Make sure that your customer verification, anti-money laundering, and onboarding processes satisfy all of the service providers you are planning to connect with. Often, individually, they support the necessary checks and are compliant with regulations. However, we’ve seen cases where the approach to ID verification might be different depending on the provider, which complicates or duplicates the onboarding process.

For example, for a regular card, an account or payment provider may require a single set of customer data, while a credit scoring provider may need an entirely different data set. It’s best to check this before you start to avoid any unnecessary complications.

2. Ask for a demo

Don’t forget to ask about a dedicated demo environment and documentation for each of the provider’s APIs. If you assume that a company you consider to be well known and respectable has them, you may be surprised to learn that many don’t. This can slow down the integration process and testing, resulting in delays and anxiety for all involved.

3. Put UX and UI front and centre

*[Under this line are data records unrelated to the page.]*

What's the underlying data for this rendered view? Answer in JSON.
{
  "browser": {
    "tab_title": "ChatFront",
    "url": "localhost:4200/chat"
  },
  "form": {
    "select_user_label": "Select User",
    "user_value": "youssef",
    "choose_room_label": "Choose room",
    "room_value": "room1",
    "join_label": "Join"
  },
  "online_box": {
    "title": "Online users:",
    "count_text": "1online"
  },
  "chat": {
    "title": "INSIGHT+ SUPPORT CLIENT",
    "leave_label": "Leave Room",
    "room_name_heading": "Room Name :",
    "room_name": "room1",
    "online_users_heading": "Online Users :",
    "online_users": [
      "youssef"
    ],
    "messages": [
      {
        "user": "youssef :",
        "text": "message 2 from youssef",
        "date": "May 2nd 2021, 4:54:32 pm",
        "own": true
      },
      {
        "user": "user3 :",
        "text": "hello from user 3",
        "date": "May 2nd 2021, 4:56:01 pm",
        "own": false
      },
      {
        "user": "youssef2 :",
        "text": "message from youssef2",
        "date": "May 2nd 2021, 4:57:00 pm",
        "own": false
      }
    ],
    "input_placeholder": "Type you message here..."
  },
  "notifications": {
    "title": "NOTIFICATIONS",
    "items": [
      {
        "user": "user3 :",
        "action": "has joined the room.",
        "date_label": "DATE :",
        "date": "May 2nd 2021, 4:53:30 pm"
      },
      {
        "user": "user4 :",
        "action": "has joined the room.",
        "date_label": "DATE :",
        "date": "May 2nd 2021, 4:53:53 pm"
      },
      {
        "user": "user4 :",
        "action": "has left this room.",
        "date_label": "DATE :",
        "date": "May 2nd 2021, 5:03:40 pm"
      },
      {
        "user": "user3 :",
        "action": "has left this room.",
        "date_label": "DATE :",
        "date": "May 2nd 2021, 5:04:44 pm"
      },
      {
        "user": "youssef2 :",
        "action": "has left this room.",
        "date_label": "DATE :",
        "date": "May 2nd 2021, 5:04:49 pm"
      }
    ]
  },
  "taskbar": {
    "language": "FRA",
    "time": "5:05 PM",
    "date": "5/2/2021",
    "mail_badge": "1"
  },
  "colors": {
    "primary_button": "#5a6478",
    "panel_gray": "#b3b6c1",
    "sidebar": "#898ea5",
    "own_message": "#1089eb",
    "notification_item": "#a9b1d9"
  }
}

Don’t skip the UX/UI design stage. Expanding your business by adding a new product or service will impact how your users use your system. The user interface and user experience are fundamentally important to the success of your venture. You must also ensure the SAAS components fit together. There’s a possibility that your chosen service provider only delivers data in a certain format, which is difficult to work with when designing a new user experience.

Customer expectations have never been higher, so you can’t risk the reputation and success of your business on a UX/UI that simply “does the job”. Everything has to be flawless. A dedicated design team specialising in fintech could be the best hire you make.

Some Blocks Are Easier to Build with

LendIt was an outstanding showcase of some of the most exciting financial SAAS providers on the market today.

If you’re ready to choose the blocks to build your game changing banking service, here are some of our conference highlights:



A SAAS provider of customer accounts data insights, including categoriations and personal finance management. They can also act as a payment initiation provider.

You can user their services to allow a customer to interact with their accounts from multiple banking institutions directly within your app, making it convenient and easy to adopt.



A BAAS (Back-end as a Service) provider, delivering immediate access to the backbone of your apps. Handy if you’re a startup looking to launch your platform fast and with minimum considerations for legacy data.

There’s a high demand for savings and investment services done right, as demonstrated by the incredible success of the Marcus savings account.

Here are two providers you can count on to allow investment features in your app:



Allows your customers to start their wealth management journey by enabling investments in various stocks and securities.



If you’re aiming for a more dynamic and tech-savvy client, you might offer them an option of investing in tokenized property through STOs processed by Smartlands.

Learn how Metryus Can Help

If you’re ready to start your own bank, Metryus can put you on the path to success.

We’ve helped a number of fintech enterprises take their first steps towards becoming challengers, and we can help you too.

Simply fill in the form below and let’s talk.